A group of car dealers from across Ontario is claiming that the giant automaker’s method of review of Canadian car dealerships was a sham and dictated by company conflicts and was interfered with by its American interests.
Twenty dealers from across Ontario are now in a legal battle against GM of Canada Limited (GMCL) for its actions in ending their sales and service agreements in May 2009.
Cindy Robinson, of Robinson Pontiac Buick GMC is among those who sued the Canadian division of GM for what they believe was an arbitrary decision to end the dealers’ sales and service agreement.
She said in an interview on Monday one of the important parts of the case was the 20 dealers won the right to act as a group, instead of having to deal piecemeal with the auto giant through the courts. “They wanted single arbitration.”
The dealers stated a top GM official has already admitted the American parent company prevented the the Canadian manufacturer from reversing any termination decisions.
The dealers stated the company’s “management review process was a sham,” in their latest court filing in reply to the company statement of defence in the case. “Not a single dealer has been reinstated.”
That court statement came after pre-trial testimony from Marc Comeau, GM’s vice-president of sales, service, and marketing, who said reinstating dealers “was not in the plan.”
The company had to cut its dealership network by 40 per cent or about 250 retailers in Canada to cut costs under a survival plan that needed the approval of the Ottawa and Ontario governments so GM and Chrysler could obtain billions of dollars in public loans and equity investments.

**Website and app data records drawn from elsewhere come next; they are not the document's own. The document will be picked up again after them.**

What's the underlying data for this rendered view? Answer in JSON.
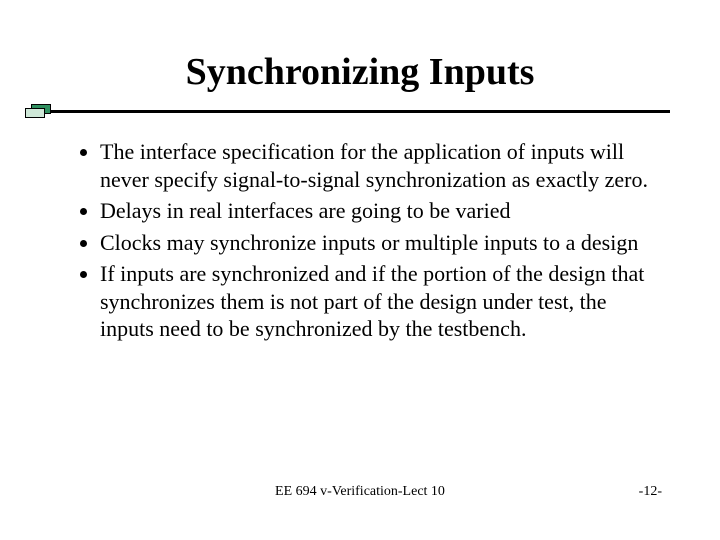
{
  "title": "Synchronizing Inputs",
  "bullets": [
    "The interface specification for the application of inputs will never specify signal-to-signal synchronization as exactly zero.",
    "Delays in real interfaces are going to be varied",
    "Clocks may synchronize inputs or multiple inputs to a design",
    "If inputs are synchronized and if the portion of the design that synchronizes them is not part of the design under test, the inputs need to be synchronized by the testbench."
  ],
  "footer": {
    "center": "EE 694 v-Verification-Lect 10",
    "page": "-12-"
  }
}
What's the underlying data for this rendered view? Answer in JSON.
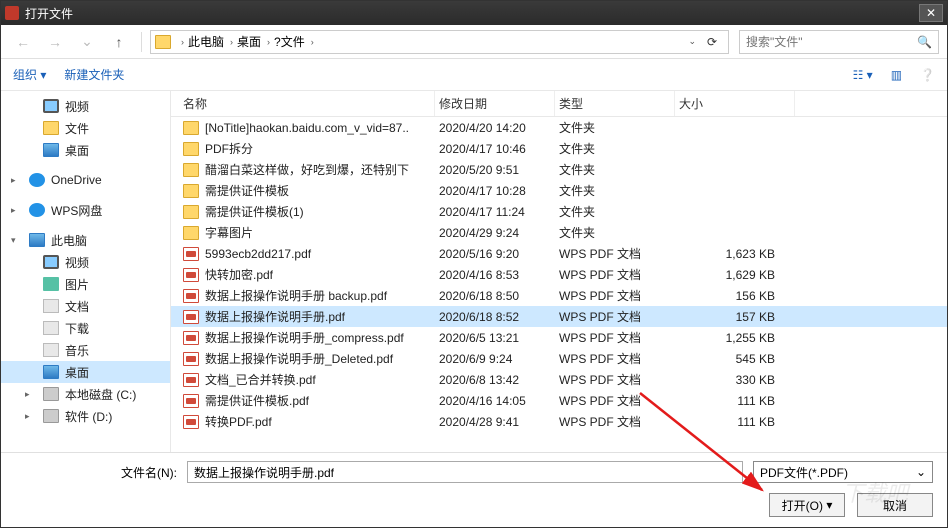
{
  "title": "打开文件",
  "path_segments": [
    "此电脑",
    "桌面",
    "?文件"
  ],
  "search_placeholder": "搜索\"文件\"",
  "toolbar": {
    "organize": "组织",
    "new_folder": "新建文件夹"
  },
  "columns": {
    "name": "名称",
    "modified": "修改日期",
    "type": "类型",
    "size": "大小"
  },
  "sidebar": [
    {
      "icon": "video",
      "label": "视频",
      "indent": 1
    },
    {
      "icon": "folder",
      "label": "文件",
      "indent": 1
    },
    {
      "icon": "desktop",
      "label": "桌面",
      "indent": 1
    },
    {
      "icon": "onedrive",
      "label": "OneDrive",
      "indent": 0,
      "exp": "▸"
    },
    {
      "icon": "wps",
      "label": "WPS网盘",
      "indent": 0,
      "exp": "▸"
    },
    {
      "icon": "pc",
      "label": "此电脑",
      "indent": 0,
      "exp": "▾"
    },
    {
      "icon": "video",
      "label": "视频",
      "indent": 1
    },
    {
      "icon": "pic",
      "label": "图片",
      "indent": 1
    },
    {
      "icon": "doc",
      "label": "文档",
      "indent": 1
    },
    {
      "icon": "dl",
      "label": "下载",
      "indent": 1
    },
    {
      "icon": "music",
      "label": "音乐",
      "indent": 1
    },
    {
      "icon": "desktop",
      "label": "桌面",
      "indent": 1,
      "selected": true
    },
    {
      "icon": "disk",
      "label": "本地磁盘 (C:)",
      "indent": 1,
      "exp": "▸"
    },
    {
      "icon": "disk",
      "label": "软件 (D:)",
      "indent": 1,
      "exp": "▸"
    }
  ],
  "files": [
    {
      "icon": "folder",
      "name": "[NoTitle]haokan.baidu.com_v_vid=87..",
      "date": "2020/4/20 14:20",
      "type": "文件夹",
      "size": ""
    },
    {
      "icon": "folder",
      "name": "PDF拆分",
      "date": "2020/4/17 10:46",
      "type": "文件夹",
      "size": ""
    },
    {
      "icon": "folder",
      "name": "醋溜白菜这样做，好吃到爆，还特别下",
      "date": "2020/5/20 9:51",
      "type": "文件夹",
      "size": ""
    },
    {
      "icon": "folder",
      "name": "需提供证件模板",
      "date": "2020/4/17 10:28",
      "type": "文件夹",
      "size": ""
    },
    {
      "icon": "folder",
      "name": "需提供证件模板(1)",
      "date": "2020/4/17 11:24",
      "type": "文件夹",
      "size": ""
    },
    {
      "icon": "folder",
      "name": "字幕图片",
      "date": "2020/4/29 9:24",
      "type": "文件夹",
      "size": ""
    },
    {
      "icon": "pdf",
      "name": "5993ecb2dd217.pdf",
      "date": "2020/5/16 9:20",
      "type": "WPS PDF 文档",
      "size": "1,623 KB"
    },
    {
      "icon": "pdf",
      "name": "快转加密.pdf",
      "date": "2020/4/16 8:53",
      "type": "WPS PDF 文档",
      "size": "1,629 KB"
    },
    {
      "icon": "pdf",
      "name": "数据上报操作说明手册 backup.pdf",
      "date": "2020/6/18 8:50",
      "type": "WPS PDF 文档",
      "size": "156 KB"
    },
    {
      "icon": "pdf",
      "name": "数据上报操作说明手册.pdf",
      "date": "2020/6/18 8:52",
      "type": "WPS PDF 文档",
      "size": "157 KB",
      "selected": true
    },
    {
      "icon": "pdf",
      "name": "数据上报操作说明手册_compress.pdf",
      "date": "2020/6/5 13:21",
      "type": "WPS PDF 文档",
      "size": "1,255 KB"
    },
    {
      "icon": "pdf",
      "name": "数据上报操作说明手册_Deleted.pdf",
      "date": "2020/6/9 9:24",
      "type": "WPS PDF 文档",
      "size": "545 KB"
    },
    {
      "icon": "pdf",
      "name": "文档_已合并转换.pdf",
      "date": "2020/6/8 13:42",
      "type": "WPS PDF 文档",
      "size": "330 KB"
    },
    {
      "icon": "pdf",
      "name": "需提供证件模板.pdf",
      "date": "2020/4/16 14:05",
      "type": "WPS PDF 文档",
      "size": "111 KB"
    },
    {
      "icon": "pdf",
      "name": "转换PDF.pdf",
      "date": "2020/4/28 9:41",
      "type": "WPS PDF 文档",
      "size": "111 KB"
    }
  ],
  "filename_label": "文件名(N):",
  "filename_value": "数据上报操作说明手册.pdf",
  "filter_label": "PDF文件(*.PDF)",
  "open_btn": "打开(O)",
  "cancel_btn": "取消"
}
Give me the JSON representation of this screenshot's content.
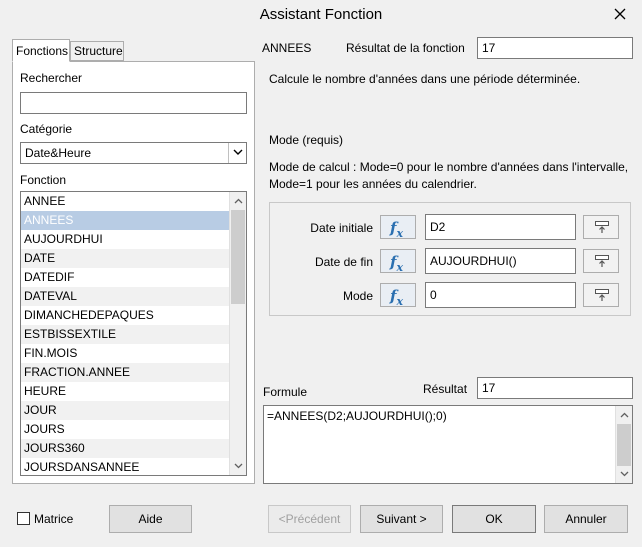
{
  "window": {
    "title": "Assistant Fonction"
  },
  "tabs": [
    {
      "label": "Fonctions",
      "active": true
    },
    {
      "label": "Structure",
      "active": false
    }
  ],
  "left_panel": {
    "search_label": "Rechercher",
    "search_value": "",
    "category_label": "Catégorie",
    "category_value": "Date&Heure",
    "function_label": "Fonction",
    "functions": [
      "ANNEE",
      "ANNEES",
      "AUJOURDHUI",
      "DATE",
      "DATEDIF",
      "DATEVAL",
      "DIMANCHEDEPAQUES",
      "ESTBISSEXTILE",
      "FIN.MOIS",
      "FRACTION.ANNEE",
      "HEURE",
      "JOUR",
      "JOURS",
      "JOURS360",
      "JOURSDANSANNEE"
    ],
    "selected_function": "ANNEES"
  },
  "right_panel": {
    "function_name": "ANNEES",
    "result_label": "Résultat de la fonction",
    "result_value": "17",
    "description": "Calcule le nombre d'années dans une période déterminée.",
    "param_title": "Mode (requis)",
    "param_description_1": "Mode de calcul : Mode=0 pour le nombre d'années dans l'intervalle,",
    "param_description_2": "Mode=1 pour les années du calendrier.",
    "arguments": [
      {
        "label": "Date initiale",
        "value": "D2"
      },
      {
        "label": "Date de fin",
        "value": "AUJOURDHUI()"
      },
      {
        "label": "Mode",
        "value": "0"
      }
    ],
    "formula_label": "Formule",
    "formula_result_label": "Résultat",
    "formula_result_value": "17",
    "formula": "=ANNEES(D2;AUJOURDHUI();0)"
  },
  "footer": {
    "matrix_label": "Matrice",
    "matrix_checked": false,
    "help_label": "Aide",
    "prev_label": "<Précédent",
    "next_label": "Suivant >",
    "ok_label": "OK",
    "cancel_label": "Annuler"
  },
  "icons": {
    "close": "close-icon",
    "function": "fx-icon",
    "pick": "shrink-select-icon"
  },
  "colors": {
    "selected_row": "#b8cce4",
    "fx_blue": "#2a6fb0"
  }
}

The dealers are charging that the federal and provincial governments never asked or told the company to terminate dealers.
“The purported terminations were issued by GMCL in compliance with a directive from its parent company in the U.S.,” the dealers said, adding that it was “Made without consultation with or notice” to the GMCL, the dealers added.
The group also rejected the claim that the company’s original criteria for closures – including sales effectiveness, customer satisfaction, market share, location, facilities – was fair. In the U.S. the automaker used similar criteria in dropping dealership but then it changed that decision after admitting there were flaws – and it reinstated some dealers.
The dealers also charge the Canadian division had conflicts of interest because it kept several under performing dealerships where the company had a stake or control, at the expense of profitable retailers in the same or nearby markets who lost their stores.
“As a result of these economic interests, GMCL did not design and implement a fair evaluation process nor did it apply proper business judgment,” the dealers group said.
GM announced the decisions on closures in May last year. It offered payments ranging from $115,000 to $1-million for dealers being dropped. About 85 per cent of those dealers accepted that proposal.
The company said in its defence that it came close to applying for bankruptcy court protection and that the objecting dealers would have probably received nothing as unsecured creditors.
When the dealer group sued GM, it sought an injunction to remain open for at least another five years after expiry of their current contracts, which is at the end of October.
GM offered to extend the agreements until the end of January. A trial is scheduled to start in November.
Robinson is hoping her company will be reinstated as a GM dealership. It currently deals with GM representatives and, “We have a wonderful relationship with them … It’s business as usual. We’ve been in business 45 years and we don’t want to change now.”